» TO DO
The answer must restate the listing word for word, without its images.

» RECORDS SHOWN
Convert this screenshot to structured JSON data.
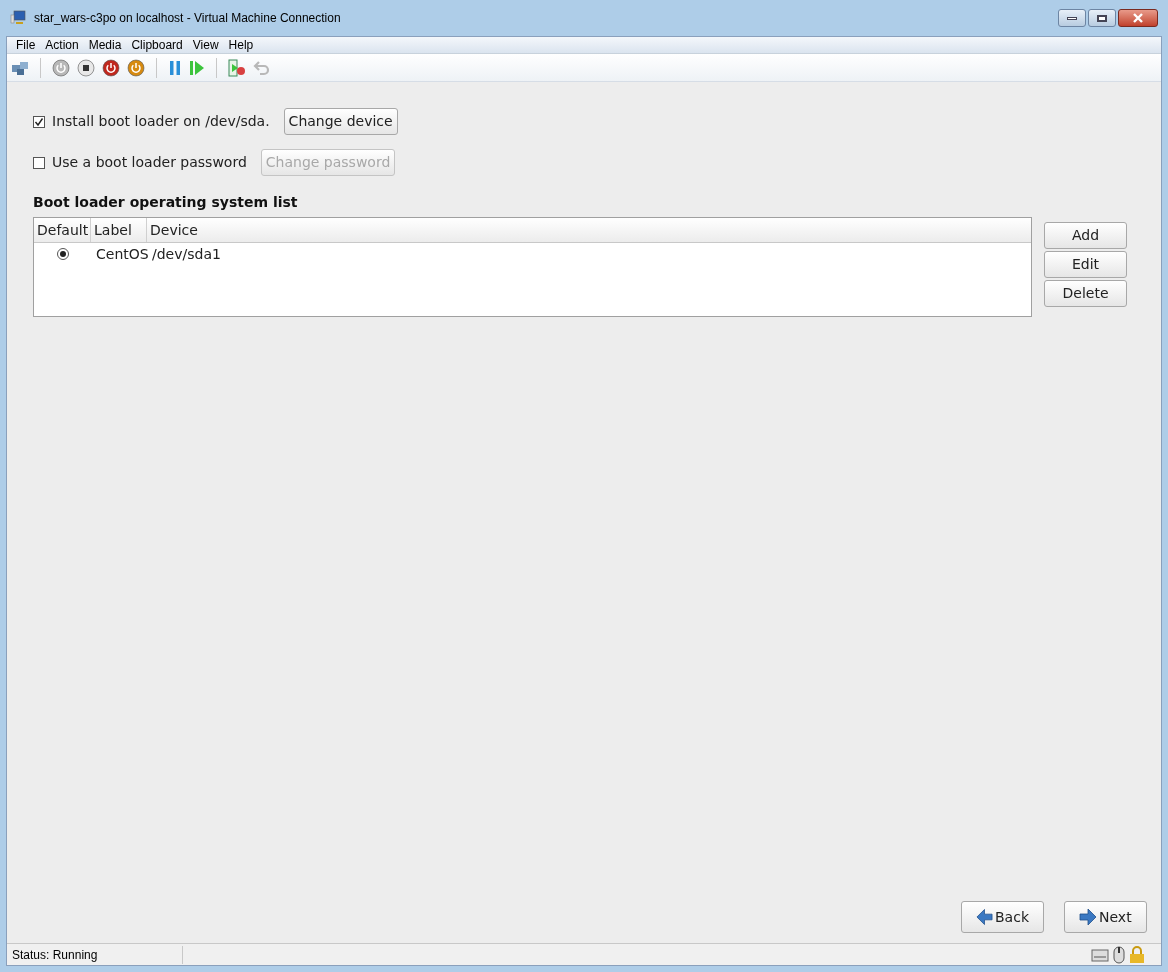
{
  "window": {
    "title": "star_wars-c3po on localhost - Virtual Machine Connection"
  },
  "menu": [
    "File",
    "Action",
    "Media",
    "Clipboard",
    "View",
    "Help"
  ],
  "toolbar": [
    {
      "kind": "connect",
      "disabled": false
    },
    {
      "kind": "sep"
    },
    {
      "kind": "start",
      "disabled": true
    },
    {
      "kind": "turnoff",
      "disabled": false
    },
    {
      "kind": "shutdown",
      "disabled": false
    },
    {
      "kind": "save",
      "disabled": false
    },
    {
      "kind": "sep"
    },
    {
      "kind": "pause",
      "disabled": false
    },
    {
      "kind": "reset",
      "disabled": false
    },
    {
      "kind": "sep"
    },
    {
      "kind": "snapshot",
      "disabled": false
    },
    {
      "kind": "revert",
      "disabled": true
    }
  ],
  "options": [
    {
      "label": "Install boot loader on /dev/sda.",
      "checked": true,
      "button": {
        "label": "Change device",
        "disabled": false
      }
    },
    {
      "label": "Use a boot loader password",
      "checked": false,
      "button": {
        "label": "Change password",
        "disabled": true
      }
    }
  ],
  "os_list": {
    "title": "Boot loader operating system list",
    "columns": [
      "Default",
      "Label",
      "Device"
    ],
    "rows": [
      {
        "selected": true,
        "label": "CentOS",
        "device": "/dev/sda1"
      }
    ],
    "buttons": [
      "Add",
      "Edit",
      "Delete"
    ]
  },
  "nav": [
    {
      "kind": "back",
      "label": "Back"
    },
    {
      "kind": "next",
      "label": "Next"
    }
  ],
  "status_bar": {
    "text": "Status: Running"
  }
}
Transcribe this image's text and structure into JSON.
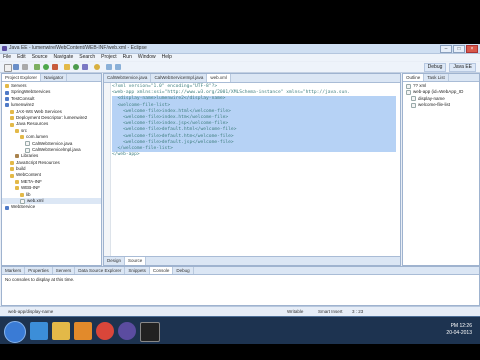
{
  "window": {
    "title": "Java EE - lumenwire/WebContent/WEB-INF/web.xml - Eclipse"
  },
  "menubar": [
    "File",
    "Edit",
    "Source",
    "Navigate",
    "Search",
    "Project",
    "Run",
    "Window",
    "Help"
  ],
  "perspectives": [
    "Debug",
    "Java EE"
  ],
  "left_panel": {
    "tabs": [
      "Project Explorer",
      "Navigator"
    ],
    "tree": [
      {
        "label": "Servers",
        "icon": "folder",
        "indent": 0
      },
      {
        "label": "SpringWebServices",
        "icon": "proj",
        "indent": 0
      },
      {
        "label": "TestConsult",
        "icon": "proj",
        "indent": 0
      },
      {
        "label": "lumenwire2",
        "icon": "proj",
        "indent": 0
      },
      {
        "label": "JAX-WS Web Services",
        "icon": "folder",
        "indent": 1
      },
      {
        "label": "Deployment Descriptor: lumenwire2",
        "icon": "folder",
        "indent": 1
      },
      {
        "label": "Java Resources",
        "icon": "folder",
        "indent": 1
      },
      {
        "label": "src",
        "icon": "folder",
        "indent": 2
      },
      {
        "label": "com.lumen",
        "icon": "folder",
        "indent": 3
      },
      {
        "label": "CalWebService.java",
        "icon": "file",
        "indent": 4
      },
      {
        "label": "CalWebServicelmpl.java",
        "icon": "file",
        "indent": 4
      },
      {
        "label": "Libraries",
        "icon": "jar",
        "indent": 2
      },
      {
        "label": "JavaScript Resources",
        "icon": "folder",
        "indent": 1
      },
      {
        "label": "build",
        "icon": "folder",
        "indent": 1
      },
      {
        "label": "WebContent",
        "icon": "folder",
        "indent": 1
      },
      {
        "label": "META-INF",
        "icon": "folder",
        "indent": 2
      },
      {
        "label": "WEB-INF",
        "icon": "folder",
        "indent": 2
      },
      {
        "label": "lib",
        "icon": "folder",
        "indent": 3
      },
      {
        "label": "web.xml",
        "icon": "file",
        "indent": 3
      },
      {
        "label": "WebService",
        "icon": "proj",
        "indent": 0
      }
    ]
  },
  "editor": {
    "tabs": [
      "CalWebService.java",
      "CalWebServiceImpl.java",
      "web.xml"
    ],
    "active_tab": "web.xml",
    "lines": [
      "<?xml version=\"1.0\" encoding=\"UTF-8\"?>",
      "<web-app xmlns:xsi=\"http://www.w3.org/2001/XMLSchema-instance\" xmlns=\"http://java.sun.",
      "  <display-name>lumenwire2</display-name>",
      "  <welcome-file-list>",
      "    <welcome-file>index.html</welcome-file>",
      "    <welcome-file>index.htm</welcome-file>",
      "    <welcome-file>index.jsp</welcome-file>",
      "    <welcome-file>default.html</welcome-file>",
      "    <welcome-file>default.htm</welcome-file>",
      "    <welcome-file>default.jsp</welcome-file>",
      "  </welcome-file-list>",
      "</web-app>"
    ],
    "bottom_tabs": [
      "Design",
      "Source"
    ]
  },
  "right_panel": {
    "tabs": [
      "Outline",
      "Task List"
    ],
    "tree": [
      {
        "label": "?? xml",
        "indent": 0
      },
      {
        "label": "web-app (id=WebApp_ID",
        "indent": 0
      },
      {
        "label": "display-name",
        "indent": 1
      },
      {
        "label": "welcome-file-list",
        "indent": 1
      }
    ]
  },
  "bottom_panel": {
    "tabs": [
      "Markers",
      "Properties",
      "Servers",
      "Data Source Explorer",
      "Snippets",
      "Console",
      "Debug"
    ],
    "message": "No consoles to display at this time."
  },
  "statusbar": {
    "path": "web-app/display-name",
    "writable": "Writable",
    "insert_mode": "Smart Insert",
    "position": "3 : 23"
  },
  "taskbar": {
    "time": "PM 12:26",
    "date": "20-04-2013"
  },
  "colors": {
    "selection": "#b6d2f5",
    "taskbar": "#1d3350"
  }
}
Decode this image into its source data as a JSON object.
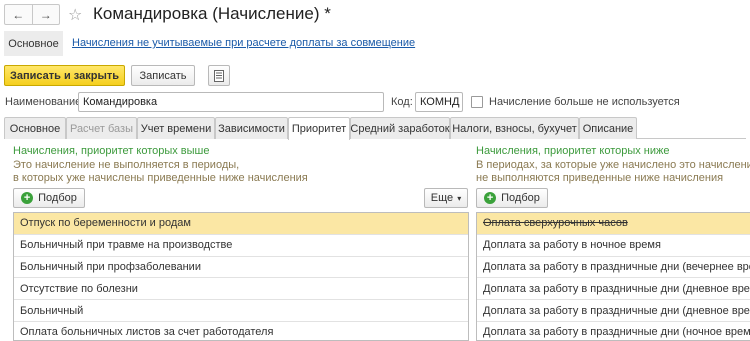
{
  "titlebar": {
    "back": "←",
    "forward": "→",
    "star": "☆",
    "title": "Командировка (Начисление) *"
  },
  "sections": {
    "main": "Основное",
    "link": "Начисления не учитываемые при расчете доплаты за совмещение"
  },
  "toolbar": {
    "save_close": "Записать и закрыть",
    "save": "Записать",
    "doc_icon": "document-icon"
  },
  "form": {
    "name_label": "Наименование:",
    "name_value": "Командировка",
    "code_label": "Код:",
    "code_value": "КОМНД",
    "unused_label": "Начисление больше не используется"
  },
  "tabs": [
    {
      "label": "Основное"
    },
    {
      "label": "Расчет базы"
    },
    {
      "label": "Учет времени"
    },
    {
      "label": "Зависимости"
    },
    {
      "label": "Приоритет"
    },
    {
      "label": "Средний заработок"
    },
    {
      "label": "Налоги, взносы, бухучет"
    },
    {
      "label": "Описание"
    }
  ],
  "left_panel": {
    "title": "Начисления, приоритет которых выше",
    "note1": "Это начисление не выполняется в периоды,",
    "note2": "в которых уже начислены приведенные ниже начисления",
    "pick": "Подбор",
    "more": "Еще",
    "rows": [
      "Отпуск по беременности и родам",
      "Больничный при травме на производстве",
      "Больничный при профзаболевании",
      "Отсутствие по болезни",
      "Больничный",
      "Оплата больничных листов за счет работодателя"
    ]
  },
  "right_panel": {
    "title": "Начисления, приоритет которых ниже",
    "note1": "В периодах, за которые уже начислено это начисление,",
    "note2": "не выполняются приведенные ниже начисления",
    "pick": "Подбор",
    "rows": [
      "Оплата сверхурочных часов",
      "Доплата за работу в ночное время",
      "Доплата за работу в праздничные дни (вечернее время)",
      "Доплата за работу в праздничные дни (дневное время)",
      "Доплата за работу в праздничные дни (дневное время)",
      "Доплата за работу в праздничные дни (ночное время)"
    ]
  },
  "colors": {
    "accent_yellow": "#f5cf1e",
    "selected_row": "#fbe7a4",
    "link": "#1a5aa8",
    "green_title": "#3c9a3c"
  }
}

» RESULT OF THE EXERCISE
Convert this screenshot to structured JSON data.
{
  "window": {
    "title": "star_wars-c3po on localhost - Virtual Machine Connection"
  },
  "menu": [
    "File",
    "Action",
    "Media",
    "Clipboard",
    "View",
    "Help"
  ],
  "toolbar": [
    {
      "kind": "connect",
      "disabled": false
    },
    {
      "kind": "sep"
    },
    {
      "kind": "start",
      "disabled": true
    },
    {
      "kind": "turnoff",
      "disabled": false
    },
    {
      "kind": "shutdown",
      "disabled": false
    },
    {
      "kind": "save",
      "disabled": false
    },
    {
      "kind": "sep"
    },
    {
      "kind": "pause",
      "disabled": false
    },
    {
      "kind": "reset",
      "disabled": false
    },
    {
      "kind": "sep"
    },
    {
      "kind": "snapshot",
      "disabled": false
    },
    {
      "kind": "revert",
      "disabled": true
    }
  ],
  "options": [
    {
      "label": "Install boot loader on /dev/sda.",
      "checked": true,
      "button": {
        "label": "Change device",
        "disabled": false
      }
    },
    {
      "label": "Use a boot loader password",
      "checked": false,
      "button": {
        "label": "Change password",
        "disabled": true
      }
    }
  ],
  "os_list": {
    "title": "Boot loader operating system list",
    "columns": [
      "Default",
      "Label",
      "Device"
    ],
    "rows": [
      {
        "selected": true,
        "label": "CentOS",
        "device": "/dev/sda1"
      }
    ],
    "buttons": [
      "Add",
      "Edit",
      "Delete"
    ]
  },
  "nav": [
    {
      "kind": "back",
      "label": "Back"
    },
    {
      "kind": "next",
      "label": "Next"
    }
  ],
  "status_bar": {
    "text": "Status: Running"
  }
}
Transcribe this image's text and structure into JSON.
{
  "window": {
    "title": "Java EE - lumenwire/WebContent/WEB-INF/web.xml - Eclipse"
  },
  "menubar": [
    "File",
    "Edit",
    "Source",
    "Navigate",
    "Search",
    "Project",
    "Run",
    "Window",
    "Help"
  ],
  "perspectives": [
    "Debug",
    "Java EE"
  ],
  "left_panel": {
    "tabs": [
      "Project Explorer",
      "Navigator"
    ],
    "tree": [
      {
        "label": "Servers",
        "icon": "folder",
        "indent": 0
      },
      {
        "label": "SpringWebServices",
        "icon": "proj",
        "indent": 0
      },
      {
        "label": "TestConsult",
        "icon": "proj",
        "indent": 0
      },
      {
        "label": "lumenwire2",
        "icon": "proj",
        "indent": 0
      },
      {
        "label": "JAX-WS Web Services",
        "icon": "folder",
        "indent": 1
      },
      {
        "label": "Deployment Descriptor: lumenwire2",
        "icon": "folder",
        "indent": 1
      },
      {
        "label": "Java Resources",
        "icon": "folder",
        "indent": 1
      },
      {
        "label": "src",
        "icon": "folder",
        "indent": 2
      },
      {
        "label": "com.lumen",
        "icon": "folder",
        "indent": 3
      },
      {
        "label": "CalWebService.java",
        "icon": "file",
        "indent": 4
      },
      {
        "label": "CalWebServicelmpl.java",
        "icon": "file",
        "indent": 4
      },
      {
        "label": "Libraries",
        "icon": "jar",
        "indent": 2
      },
      {
        "label": "JavaScript Resources",
        "icon": "folder",
        "indent": 1
      },
      {
        "label": "build",
        "icon": "folder",
        "indent": 1
      },
      {
        "label": "WebContent",
        "icon": "folder",
        "indent": 1
      },
      {
        "label": "META-INF",
        "icon": "folder",
        "indent": 2
      },
      {
        "label": "WEB-INF",
        "icon": "folder",
        "indent": 2
      },
      {
        "label": "lib",
        "icon": "folder",
        "indent": 3
      },
      {
        "label": "web.xml",
        "icon": "file",
        "indent": 3
      },
      {
        "label": "WebService",
        "icon": "proj",
        "indent": 0
      }
    ]
  },
  "editor": {
    "tabs": [
      "CalWebService.java",
      "CalWebServiceImpl.java",
      "web.xml"
    ],
    "active_tab": "web.xml",
    "lines": [
      "<?xml version=\"1.0\" encoding=\"UTF-8\"?>",
      "<web-app xmlns:xsi=\"http://www.w3.org/2001/XMLSchema-instance\" xmlns=\"http://java.sun.",
      "  <display-name>lumenwire2</display-name>",
      "  <welcome-file-list>",
      "    <welcome-file>index.html</welcome-file>",
      "    <welcome-file>index.htm</welcome-file>",
      "    <welcome-file>index.jsp</welcome-file>",
      "    <welcome-file>default.html</welcome-file>",
      "    <welcome-file>default.htm</welcome-file>",
      "    <welcome-file>default.jsp</welcome-file>",
      "  </welcome-file-list>",
      "</web-app>"
    ],
    "bottom_tabs": [
      "Design",
      "Source"
    ]
  },
  "right_panel": {
    "tabs": [
      "Outline",
      "Task List"
    ],
    "tree": [
      {
        "label": "?? xml",
        "indent": 0
      },
      {
        "label": "web-app (id=WebApp_ID",
        "indent": 0
      },
      {
        "label": "display-name",
        "indent": 1
      },
      {
        "label": "welcome-file-list",
        "indent": 1
      }
    ]
  },
  "bottom_panel": {
    "tabs": [
      "Markers",
      "Properties",
      "Servers",
      "Data Source Explorer",
      "Snippets",
      "Console",
      "Debug"
    ],
    "message": "No consoles to display at this time."
  },
  "statusbar": {
    "path": "web-app/display-name",
    "writable": "Writable",
    "insert_mode": "Smart Insert",
    "position": "3 : 23"
  },
  "taskbar": {
    "time": "PM 12:26",
    "date": "20-04-2013"
  },
  "colors": {
    "selection": "#b6d2f5",
    "taskbar": "#1d3350"
  }
}
Decode this image into its source data as a JSON object.
{
  "titlebar": {
    "back": "←",
    "forward": "→",
    "star": "☆",
    "title": "Командировка (Начисление) *"
  },
  "sections": {
    "main": "Основное",
    "link": "Начисления не учитываемые при расчете доплаты за совмещение"
  },
  "toolbar": {
    "save_close": "Записать и закрыть",
    "save": "Записать",
    "doc_icon": "document-icon"
  },
  "form": {
    "name_label": "Наименование:",
    "name_value": "Командировка",
    "code_label": "Код:",
    "code_value": "КОМНД",
    "unused_label": "Начисление больше не используется"
  },
  "tabs": [
    {
      "label": "Основное"
    },
    {
      "label": "Расчет базы"
    },
    {
      "label": "Учет времени"
    },
    {
      "label": "Зависимости"
    },
    {
      "label": "Приоритет"
    },
    {
      "label": "Средний заработок"
    },
    {
      "label": "Налоги, взносы, бухучет"
    },
    {
      "label": "Описание"
    }
  ],
  "left_panel": {
    "title": "Начисления, приоритет которых выше",
    "note1": "Это начисление не выполняется в периоды,",
    "note2": "в которых уже начислены приведенные ниже начисления",
    "pick": "Подбор",
    "more": "Еще",
    "rows": [
      "Отпуск по беременности и родам",
      "Больничный при травме на производстве",
      "Больничный при профзаболевании",
      "Отсутствие по болезни",
      "Больничный",
      "Оплата больничных листов за счет работодателя"
    ]
  },
  "right_panel": {
    "title": "Начисления, приоритет которых ниже",
    "note1": "В периодах, за которые уже начислено это начисление,",
    "note2": "не выполняются приведенные ниже начисления",
    "pick": "Подбор",
    "rows": [
      "Оплата сверхурочных часов",
      "Доплата за работу в ночное время",
      "Доплата за работу в праздничные дни (вечернее время)",
      "Доплата за работу в праздничные дни (дневное время)",
      "Доплата за работу в праздничные дни (дневное время)",
      "Доплата за работу в праздничные дни (ночное время)"
    ]
  },
  "colors": {
    "accent_yellow": "#f5cf1e",
    "selected_row": "#fbe7a4",
    "link": "#1a5aa8",
    "green_title": "#3c9a3c"
  }
}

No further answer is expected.